*TASK REQUIREMENTS*
Repeat the entries that appear below, exactly as they are given.

*Entries taken from a collection*
────────────────────

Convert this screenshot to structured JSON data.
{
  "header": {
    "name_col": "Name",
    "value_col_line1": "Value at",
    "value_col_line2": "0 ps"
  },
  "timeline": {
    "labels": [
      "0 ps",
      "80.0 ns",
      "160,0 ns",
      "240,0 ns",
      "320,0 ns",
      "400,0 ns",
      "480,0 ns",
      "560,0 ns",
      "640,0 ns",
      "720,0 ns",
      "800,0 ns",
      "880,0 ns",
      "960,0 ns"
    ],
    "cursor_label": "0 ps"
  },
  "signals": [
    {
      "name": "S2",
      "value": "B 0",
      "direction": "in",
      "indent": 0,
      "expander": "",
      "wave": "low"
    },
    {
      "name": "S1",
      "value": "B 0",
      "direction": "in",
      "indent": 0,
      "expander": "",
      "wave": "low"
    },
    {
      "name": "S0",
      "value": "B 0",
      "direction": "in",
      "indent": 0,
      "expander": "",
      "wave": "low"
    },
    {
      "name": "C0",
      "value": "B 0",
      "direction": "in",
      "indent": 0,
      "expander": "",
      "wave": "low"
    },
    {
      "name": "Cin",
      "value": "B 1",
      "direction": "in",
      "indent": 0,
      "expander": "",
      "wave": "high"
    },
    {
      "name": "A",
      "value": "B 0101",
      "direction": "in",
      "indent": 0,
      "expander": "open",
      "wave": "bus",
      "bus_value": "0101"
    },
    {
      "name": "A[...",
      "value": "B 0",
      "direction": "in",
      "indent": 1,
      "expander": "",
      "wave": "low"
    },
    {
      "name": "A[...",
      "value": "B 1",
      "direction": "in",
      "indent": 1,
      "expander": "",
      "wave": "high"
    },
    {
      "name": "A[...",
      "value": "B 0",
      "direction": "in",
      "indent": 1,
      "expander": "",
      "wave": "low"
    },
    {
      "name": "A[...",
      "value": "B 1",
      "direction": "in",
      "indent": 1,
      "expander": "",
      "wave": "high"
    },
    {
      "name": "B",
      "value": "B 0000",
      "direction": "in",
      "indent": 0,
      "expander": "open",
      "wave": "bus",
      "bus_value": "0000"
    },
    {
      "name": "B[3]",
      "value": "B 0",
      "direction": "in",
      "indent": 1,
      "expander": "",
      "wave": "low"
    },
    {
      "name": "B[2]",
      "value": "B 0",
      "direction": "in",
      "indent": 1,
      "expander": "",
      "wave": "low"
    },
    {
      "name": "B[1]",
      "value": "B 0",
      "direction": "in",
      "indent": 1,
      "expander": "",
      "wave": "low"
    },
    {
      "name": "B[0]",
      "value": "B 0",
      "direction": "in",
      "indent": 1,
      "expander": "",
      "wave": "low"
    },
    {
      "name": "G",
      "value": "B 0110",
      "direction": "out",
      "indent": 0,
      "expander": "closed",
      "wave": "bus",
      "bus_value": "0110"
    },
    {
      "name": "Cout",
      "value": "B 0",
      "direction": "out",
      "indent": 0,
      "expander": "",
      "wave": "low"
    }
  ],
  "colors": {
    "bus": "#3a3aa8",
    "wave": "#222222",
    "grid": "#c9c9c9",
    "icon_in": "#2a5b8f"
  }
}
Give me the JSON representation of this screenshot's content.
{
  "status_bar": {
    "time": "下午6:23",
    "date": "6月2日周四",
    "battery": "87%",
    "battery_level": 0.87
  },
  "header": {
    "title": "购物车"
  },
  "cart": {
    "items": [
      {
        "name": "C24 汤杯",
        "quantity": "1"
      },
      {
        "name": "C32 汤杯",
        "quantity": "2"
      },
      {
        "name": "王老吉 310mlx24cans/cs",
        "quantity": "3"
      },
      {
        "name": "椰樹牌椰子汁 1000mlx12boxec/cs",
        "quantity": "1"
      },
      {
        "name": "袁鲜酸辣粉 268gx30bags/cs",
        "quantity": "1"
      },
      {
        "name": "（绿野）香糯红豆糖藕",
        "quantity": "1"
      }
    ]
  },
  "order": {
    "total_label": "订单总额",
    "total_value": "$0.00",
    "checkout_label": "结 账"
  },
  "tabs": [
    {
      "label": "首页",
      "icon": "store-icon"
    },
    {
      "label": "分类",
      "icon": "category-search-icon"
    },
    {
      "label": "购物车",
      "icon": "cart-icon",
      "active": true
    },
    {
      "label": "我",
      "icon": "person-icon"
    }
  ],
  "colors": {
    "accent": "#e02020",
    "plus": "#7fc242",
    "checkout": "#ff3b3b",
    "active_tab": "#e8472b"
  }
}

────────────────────

*OUTPUT OF THE TASK*
Convert this screenshot to structured JSON data.
{
  "header": {
    "name_col": "Name",
    "value_col_line1": "Value at",
    "value_col_line2": "0 ps"
  },
  "timeline": {
    "labels": [
      "0 ps",
      "80.0 ns",
      "160,0 ns",
      "240,0 ns",
      "320,0 ns",
      "400,0 ns",
      "480,0 ns",
      "560,0 ns",
      "640,0 ns",
      "720,0 ns",
      "800,0 ns",
      "880,0 ns",
      "960,0 ns"
    ],
    "cursor_label": "0 ps"
  },
  "signals": [
    {
      "name": "S2",
      "value": "B 0",
      "direction": "in",
      "indent": 0,
      "expander": "",
      "wave": "low"
    },
    {
      "name": "S1",
      "value": "B 0",
      "direction": "in",
      "indent": 0,
      "expander": "",
      "wave": "low"
    },
    {
      "name": "S0",
      "value": "B 0",
      "direction": "in",
      "indent": 0,
      "expander": "",
      "wave": "low"
    },
    {
      "name": "C0",
      "value": "B 0",
      "direction": "in",
      "indent": 0,
      "expander": "",
      "wave": "low"
    },
    {
      "name": "Cin",
      "value": "B 1",
      "direction": "in",
      "indent": 0,
      "expander": "",
      "wave": "high"
    },
    {
      "name": "A",
      "value": "B 0101",
      "direction": "in",
      "indent": 0,
      "expander": "open",
      "wave": "bus",
      "bus_value": "0101"
    },
    {
      "name": "A[...",
      "value": "B 0",
      "direction": "in",
      "indent": 1,
      "expander": "",
      "wave": "low"
    },
    {
      "name": "A[...",
      "value": "B 1",
      "direction": "in",
      "indent": 1,
      "expander": "",
      "wave": "high"
    },
    {
      "name": "A[...",
      "value": "B 0",
      "direction": "in",
      "indent": 1,
      "expander": "",
      "wave": "low"
    },
    {
      "name": "A[...",
      "value": "B 1",
      "direction": "in",
      "indent": 1,
      "expander": "",
      "wave": "high"
    },
    {
      "name": "B",
      "value": "B 0000",
      "direction": "in",
      "indent": 0,
      "expander": "open",
      "wave": "bus",
      "bus_value": "0000"
    },
    {
      "name": "B[3]",
      "value": "B 0",
      "direction": "in",
      "indent": 1,
      "expander": "",
      "wave": "low"
    },
    {
      "name": "B[2]",
      "value": "B 0",
      "direction": "in",
      "indent": 1,
      "expander": "",
      "wave": "low"
    },
    {
      "name": "B[1]",
      "value": "B 0",
      "direction": "in",
      "indent": 1,
      "expander": "",
      "wave": "low"
    },
    {
      "name": "B[0]",
      "value": "B 0",
      "direction": "in",
      "indent": 1,
      "expander": "",
      "wave": "low"
    },
    {
      "name": "G",
      "value": "B 0110",
      "direction": "out",
      "indent": 0,
      "expander": "closed",
      "wave": "bus",
      "bus_value": "0110"
    },
    {
      "name": "Cout",
      "value": "B 0",
      "direction": "out",
      "indent": 0,
      "expander": "",
      "wave": "low"
    }
  ],
  "colors": {
    "bus": "#3a3aa8",
    "wave": "#222222",
    "grid": "#c9c9c9",
    "icon_in": "#2a5b8f"
  }
}
Give me the JSON representation of this screenshot's content.
{
  "status_bar": {
    "time": "下午6:23",
    "date": "6月2日周四",
    "battery": "87%",
    "battery_level": 0.87
  },
  "header": {
    "title": "购物车"
  },
  "cart": {
    "items": [
      {
        "name": "C24 汤杯",
        "quantity": "1"
      },
      {
        "name": "C32 汤杯",
        "quantity": "2"
      },
      {
        "name": "王老吉 310mlx24cans/cs",
        "quantity": "3"
      },
      {
        "name": "椰樹牌椰子汁 1000mlx12boxec/cs",
        "quantity": "1"
      },
      {
        "name": "袁鲜酸辣粉 268gx30bags/cs",
        "quantity": "1"
      },
      {
        "name": "（绿野）香糯红豆糖藕",
        "quantity": "1"
      }
    ]
  },
  "order": {
    "total_label": "订单总额",
    "total_value": "$0.00",
    "checkout_label": "结 账"
  },
  "tabs": [
    {
      "label": "首页",
      "icon": "store-icon"
    },
    {
      "label": "分类",
      "icon": "category-search-icon"
    },
    {
      "label": "购物车",
      "icon": "cart-icon",
      "active": true
    },
    {
      "label": "我",
      "icon": "person-icon"
    }
  ],
  "colors": {
    "accent": "#e02020",
    "plus": "#7fc242",
    "checkout": "#ff3b3b",
    "active_tab": "#e8472b"
  }
}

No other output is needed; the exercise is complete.